Decimation in A-flat and F-minor. 12inch specially commissioned vinyl record. 31mins. Edition of 4.
A terrifying policy of the Italian Army in WW1 was that of Decimation, where one in ten soldiers were randomly selected and executed if any soldier in that section was thought guilty of cowardice. The audio work in the form of 12 record vinyl is played on a record player. It takes the elevation data of the 1916 Italian mountain frontier and transcodes it into musical partition, transforming that data into a topological sound piece. Configured for two pianos playing in chords A-flat and F-minor the work takes on a beautiful but haunting musical form.

A performance of this electronic work was developed for live recital by professional classical pianist Caroline Scotton-Goulard took place at the end of the exhibition (documentation within the link below).

More information and documentation on Decimation in A-flat and F-minor can be found here:

An excerpt of the audio work is here :

Twisted wire. Painted scotch tape wall drawing. Dimensions variable.
This image is derived from a photograph of a piece of twisted iron wire which we found whilst climbing Mount Marmolada (Capanna Punta Penia, 3343m) in the Italian Dolimites. The wire was found amongst other debris exisiting from WW1. The motif echos our lyrical approa
ch to engaging with the conflict, beauty, pathos, trauma and terrain of this geo-political context.


A number of smaller works such as carved bombs, a record player trunk, arrows and a wolf are all ideas from previous projects which were relevant to reproduce or develop within this exhibition.

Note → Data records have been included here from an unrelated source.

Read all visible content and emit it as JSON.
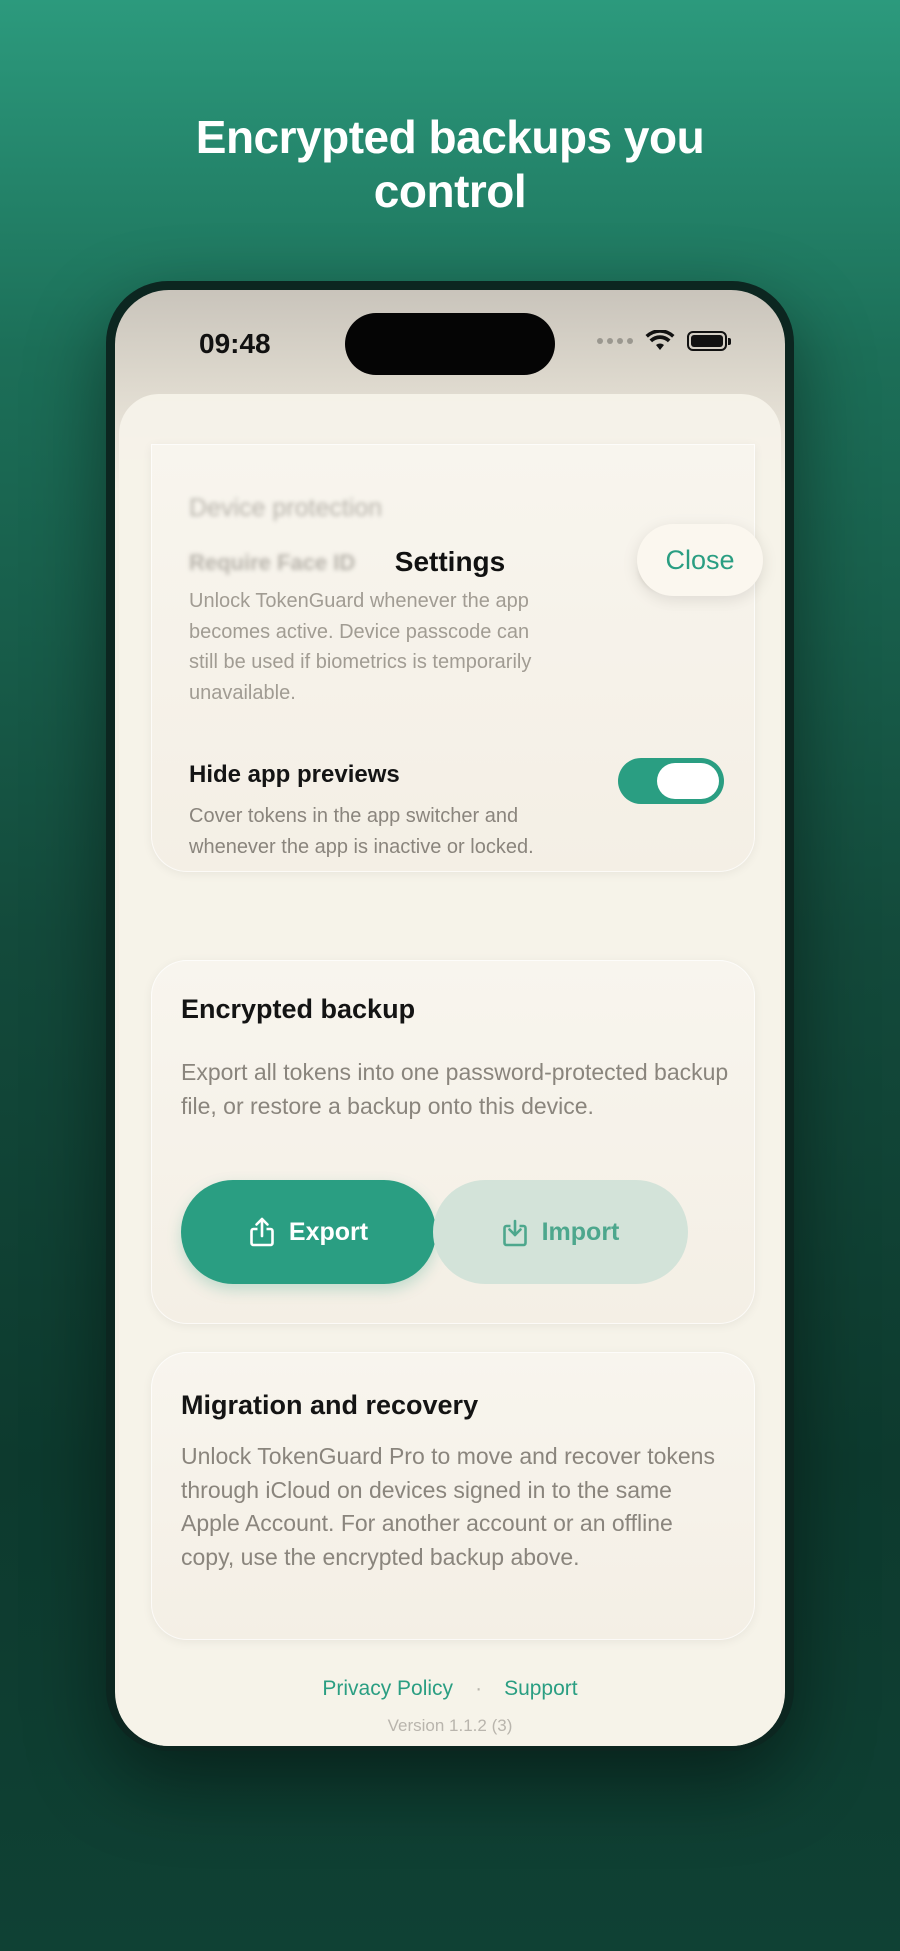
{
  "headline": {
    "line1": "Encrypted backups you",
    "line2": "control"
  },
  "status": {
    "time": "09:48"
  },
  "nav": {
    "title": "Settings",
    "close_label": "Close"
  },
  "device_protection": {
    "section_title": "Device protection",
    "face_id_label": "Require Face ID",
    "face_id_description": "Unlock TokenGuard whenever the app becomes active. Device passcode can still be used if biometrics is temporarily unavailable.",
    "hide_previews_label": "Hide app previews",
    "hide_previews_description": "Cover tokens in the app switcher and whenever the app is inactive or locked.",
    "hide_previews_on": true
  },
  "backup": {
    "title": "Encrypted backup",
    "description": "Export all tokens into one password-protected backup file, or restore a backup onto this device.",
    "export_label": "Export",
    "import_label": "Import"
  },
  "migration": {
    "title": "Migration and recovery",
    "description": "Unlock TokenGuard Pro to move and recover tokens through iCloud on devices signed in to the same Apple Account. For another account or an offline copy, use the encrypted backup above."
  },
  "footer": {
    "privacy_label": "Privacy Policy",
    "separator": "·",
    "support_label": "Support",
    "version": "Version 1.1.2 (3)"
  },
  "colors": {
    "accent": "#2a9e82",
    "background": "#134a3b",
    "sheet": "#f5f0e6"
  }
}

The wolf appeared in a project in Nantes in a work called Lumiere de Loup (Nottanum) where it acted as a double edged symbol of threat, fear and predjudice (a mythology in story-telling and amplified in modern times through the screen, where wolves act as a threat to society - the other, the foreigner, the monster) but also in reality as a beautiful and an essential component of a fragile ecology.

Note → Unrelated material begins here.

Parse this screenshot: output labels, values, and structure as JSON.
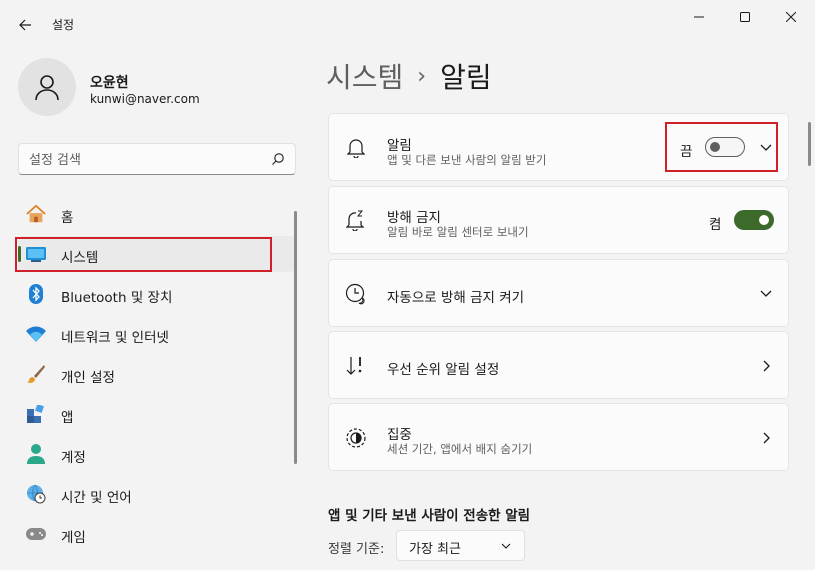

The wooden bombs have appeared in several exhibitions. Reflecting a curious fact that in WW2 wooden bombs supplemented actual bombs and were dropped on cities in daylight raids to act as a visual display of strength - fooling the enemy into thinking the munition stocks were healthier than they actually were. Upon impact the wooden bombs would have disintegrated - but could cause significant damage in themselves. This work has also played with the term Woodstock as a connection to the counter-culture festival and the 1970 song by Joni Mitchell. This song also features on a text on the wooden record-player tree-trunk, where the tree-rings act as pataphor for the grooves of a record - as if embedding the knowledge or wisdom of the tree-rings into the knowledge encapsulated in such a song "we are stardust, we are golden - we are billion year old carbon" (the Crosby, Stills, Nash and Young version).

The arrow has also appeared in previous shows in an inventive sense acting as a pivot in some works and a gesture of futility - here where the arrow is pitted against the metal building - against an armour it seems not suited to penetrate or defeat. The arrow has also acted as a symbol of the Standing Rock protests.

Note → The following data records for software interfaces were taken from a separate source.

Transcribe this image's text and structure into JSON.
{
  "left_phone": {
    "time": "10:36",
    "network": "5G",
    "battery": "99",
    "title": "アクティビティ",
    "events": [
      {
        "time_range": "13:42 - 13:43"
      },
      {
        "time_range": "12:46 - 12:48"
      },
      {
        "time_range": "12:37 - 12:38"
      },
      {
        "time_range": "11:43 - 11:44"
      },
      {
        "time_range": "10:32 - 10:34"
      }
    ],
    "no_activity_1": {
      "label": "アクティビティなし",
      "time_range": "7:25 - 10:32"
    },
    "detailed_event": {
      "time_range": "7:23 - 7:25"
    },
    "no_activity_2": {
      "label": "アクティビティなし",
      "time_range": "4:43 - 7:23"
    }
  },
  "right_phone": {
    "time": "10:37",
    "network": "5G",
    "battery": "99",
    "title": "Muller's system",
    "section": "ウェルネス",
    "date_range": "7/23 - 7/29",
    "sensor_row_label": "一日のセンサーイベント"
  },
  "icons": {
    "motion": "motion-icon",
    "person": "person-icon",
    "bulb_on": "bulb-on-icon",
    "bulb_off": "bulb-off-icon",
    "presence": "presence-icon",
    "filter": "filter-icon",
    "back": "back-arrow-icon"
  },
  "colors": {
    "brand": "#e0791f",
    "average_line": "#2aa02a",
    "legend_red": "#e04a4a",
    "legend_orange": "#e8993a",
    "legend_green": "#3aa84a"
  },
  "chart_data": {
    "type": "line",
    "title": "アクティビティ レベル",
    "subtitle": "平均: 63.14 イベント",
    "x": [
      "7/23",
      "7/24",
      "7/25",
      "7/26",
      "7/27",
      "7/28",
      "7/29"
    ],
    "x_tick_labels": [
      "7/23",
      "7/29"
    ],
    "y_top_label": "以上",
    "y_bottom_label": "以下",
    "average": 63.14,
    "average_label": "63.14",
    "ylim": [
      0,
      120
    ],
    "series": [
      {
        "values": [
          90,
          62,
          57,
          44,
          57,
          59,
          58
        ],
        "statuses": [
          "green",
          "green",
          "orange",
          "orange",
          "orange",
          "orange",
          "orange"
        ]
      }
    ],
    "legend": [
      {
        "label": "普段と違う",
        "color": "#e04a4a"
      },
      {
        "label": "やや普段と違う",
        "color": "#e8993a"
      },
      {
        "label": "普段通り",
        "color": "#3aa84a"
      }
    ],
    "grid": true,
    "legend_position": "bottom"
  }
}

The project also involved a performance of music and a 'conference' or a performative artist talk.

Both these elements will be presented through another webpage and vimeo (in time).

The music performance included Shipsides and Beggs Projects songs and some covers and also elements of audio topologiocal partitions based on the French-Spanish mountain border and of the Italian-Austrian 1916 war frontier.

The talk gave an overview of the origins of some of the work, espcially looking at the wire and the tree motifs. It then gave an exploration of anarchist geography and practice through the experimental connection of our work with that of Camille Pissaro and Paul Cezanne. The ground and sources covered included Chaplin's 1918 Shoulder Arms film, David Bowie, Petr Kropotkin, Elisee Reclus, WW1 fake observation trees, the concept of the tree-line and elevation, HG Wells' war correspondance and Camille Pissarro's ideas about life, nature, beauty and art that is anarchist. It also featured two songs including the first attempt at a blues version of Frontier Soldier and an adapted cover of Laurel and Hardy's Lonesome Pine.